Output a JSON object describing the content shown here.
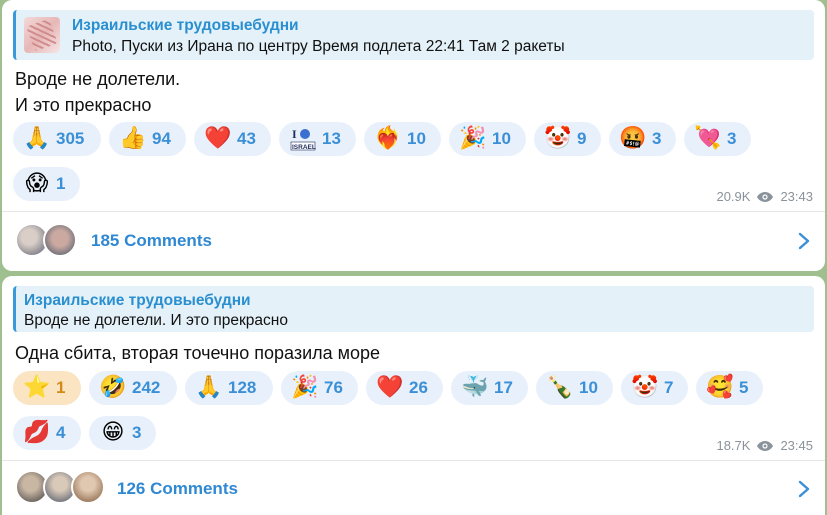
{
  "messages": [
    {
      "reply": {
        "title": "Израильские трудовыебудни",
        "text": "Photo, Пуски из Ирана по центру Время подлета 22:41 Там 2 ракеты"
      },
      "body": [
        "Вроде не долетели.",
        "И это прекрасно"
      ],
      "reactions": [
        {
          "icon": "praying-hands",
          "glyph": "🙏",
          "count": "305"
        },
        {
          "icon": "thumbs-up",
          "glyph": "👍",
          "count": "94"
        },
        {
          "icon": "red-heart",
          "glyph": "❤️",
          "count": "43"
        },
        {
          "icon": "i-love-israel-sticker",
          "glyph": "I♥",
          "count": "13"
        },
        {
          "icon": "heart-on-fire",
          "glyph": "❤️‍🔥",
          "count": "10"
        },
        {
          "icon": "party-popper",
          "glyph": "🎉",
          "count": "10"
        },
        {
          "icon": "clown-face",
          "glyph": "🤡",
          "count": "9"
        },
        {
          "icon": "face-with-symbols",
          "glyph": "🤬",
          "count": "3"
        },
        {
          "icon": "heart-with-arrow",
          "glyph": "💘",
          "count": "3"
        },
        {
          "icon": "face-screaming",
          "glyph": "😱",
          "count": "1"
        }
      ],
      "views": "20.9K",
      "time": "23:43",
      "comments": "185 Comments"
    },
    {
      "reply": {
        "title": "Израильские трудовыебудни",
        "text": "Вроде не долетели. И это прекрасно"
      },
      "body": [
        "Одна сбита, вторая точечно поразила море"
      ],
      "reactions": [
        {
          "icon": "star",
          "glyph": "⭐",
          "count": "1",
          "selected": true
        },
        {
          "icon": "rolling-laughing-face",
          "glyph": "🤣",
          "count": "242"
        },
        {
          "icon": "praying-hands",
          "glyph": "🙏",
          "count": "128"
        },
        {
          "icon": "party-popper",
          "glyph": "🎉",
          "count": "76"
        },
        {
          "icon": "red-heart",
          "glyph": "❤️",
          "count": "26"
        },
        {
          "icon": "whale",
          "glyph": "🐳",
          "count": "17"
        },
        {
          "icon": "champagne-bottle",
          "glyph": "🍾",
          "count": "10"
        },
        {
          "icon": "clown-face",
          "glyph": "🤡",
          "count": "7"
        },
        {
          "icon": "smiling-face-with-hearts",
          "glyph": "🥰",
          "count": "5"
        },
        {
          "icon": "kiss-mark",
          "glyph": "💋",
          "count": "4"
        },
        {
          "icon": "grinning-face",
          "glyph": "😁",
          "count": "3"
        }
      ],
      "views": "18.7K",
      "time": "23:45",
      "comments": "126 Comments"
    }
  ],
  "colors": {
    "accent": "#2f88d2",
    "reaction_bg": "#e8f1fb",
    "selected_reaction_bg": "#fbe4c2",
    "chat_bg": "#9fbf8f"
  }
}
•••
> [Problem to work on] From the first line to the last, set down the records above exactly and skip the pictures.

> [Response]
Output a JSON object describing the content shown here.
{
  "messages": [
    {
      "reply": {
        "title": "Израильские трудовыебудни",
        "text": "Photo, Пуски из Ирана по центру Время подлета 22:41 Там 2 ракеты"
      },
      "body": [
        "Вроде не долетели.",
        "И это прекрасно"
      ],
      "reactions": [
        {
          "icon": "praying-hands",
          "glyph": "🙏",
          "count": "305"
        },
        {
          "icon": "thumbs-up",
          "glyph": "👍",
          "count": "94"
        },
        {
          "icon": "red-heart",
          "glyph": "❤️",
          "count": "43"
        },
        {
          "icon": "i-love-israel-sticker",
          "glyph": "I♥",
          "count": "13"
        },
        {
          "icon": "heart-on-fire",
          "glyph": "❤️‍🔥",
          "count": "10"
        },
        {
          "icon": "party-popper",
          "glyph": "🎉",
          "count": "10"
        },
        {
          "icon": "clown-face",
          "glyph": "🤡",
          "count": "9"
        },
        {
          "icon": "face-with-symbols",
          "glyph": "🤬",
          "count": "3"
        },
        {
          "icon": "heart-with-arrow",
          "glyph": "💘",
          "count": "3"
        },
        {
          "icon": "face-screaming",
          "glyph": "😱",
          "count": "1"
        }
      ],
      "views": "20.9K",
      "time": "23:43",
      "comments": "185 Comments"
    },
    {
      "reply": {
        "title": "Израильские трудовыебудни",
        "text": "Вроде не долетели. И это прекрасно"
      },
      "body": [
        "Одна сбита, вторая точечно поразила море"
      ],
      "reactions": [
        {
          "icon": "star",
          "glyph": "⭐",
          "count": "1",
          "selected": true
        },
        {
          "icon": "rolling-laughing-face",
          "glyph": "🤣",
          "count": "242"
        },
        {
          "icon": "praying-hands",
          "glyph": "🙏",
          "count": "128"
        },
        {
          "icon": "party-popper",
          "glyph": "🎉",
          "count": "76"
        },
        {
          "icon": "red-heart",
          "glyph": "❤️",
          "count": "26"
        },
        {
          "icon": "whale",
          "glyph": "🐳",
          "count": "17"
        },
        {
          "icon": "champagne-bottle",
          "glyph": "🍾",
          "count": "10"
        },
        {
          "icon": "clown-face",
          "glyph": "🤡",
          "count": "7"
        },
        {
          "icon": "smiling-face-with-hearts",
          "glyph": "🥰",
          "count": "5"
        },
        {
          "icon": "kiss-mark",
          "glyph": "💋",
          "count": "4"
        },
        {
          "icon": "grinning-face",
          "glyph": "😁",
          "count": "3"
        }
      ],
      "views": "18.7K",
      "time": "23:45",
      "comments": "126 Comments"
    }
  ],
  "colors": {
    "accent": "#2f88d2",
    "reaction_bg": "#e8f1fb",
    "selected_reaction_bg": "#fbe4c2",
    "chat_bg": "#9fbf8f"
  }
}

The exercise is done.